Photograph by: Eugène Atget Image Source: J. Paul Getty Museum

Amongst the many Parisian scenes that caught the perceptive eyes of Eugène Atget, storefront displays were one of his favourites. This image, titled Fête du Trône/Boutique de foire (Street Fair Booth), is one of the many photographs he made of the seasonal street fairs of Paris. At first glance, the assemblage of the discordant elements on display elicits a sense of curiosity and wonder. Upon closer inspection, you’ll notice a large and small chair perched atop an ornate table. Upon further closer inspection, you’ll notice two shoes, one significantly bigger than the other. To compliment this, two portraits of men— Armand the Giant and the smallest man in the world, occupants of the chair and proprietors of the shoes—hang in the background. Two placards appear suspended on either side of the display, informing visitors of the one franc cost of admission. To complete the tableau, a lone bulb remains dangling above the setup—its crisp whiteness providing a stark contrast against the black backdrop. “The apparent incongruity of elements makes this seem a surrealist image, and it was just these bizarre and unexpected components that drew artists Marcel Duchamp, Man ray and Berenice Abbott to Atget’s work. Inadvertently his photographs became not the raw material for the creations of artists but supports for an artistic aesthetic,” words borrowed from the description of the image from the J. Paul Getty Museum.

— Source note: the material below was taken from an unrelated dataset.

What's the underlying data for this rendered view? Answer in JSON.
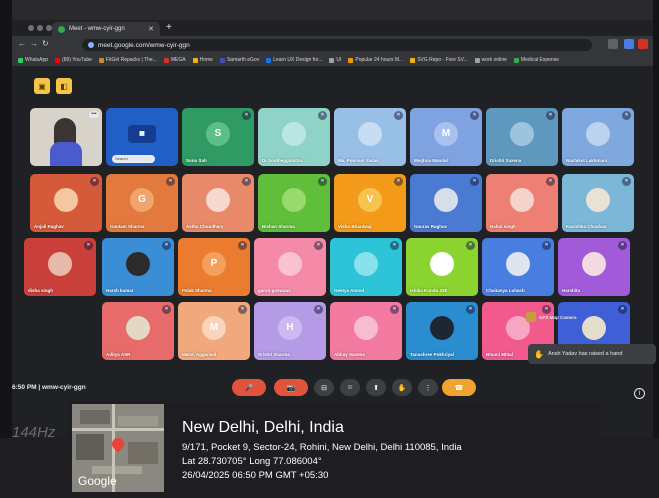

This article originally appeared in the April 2021 issue of Better Photography.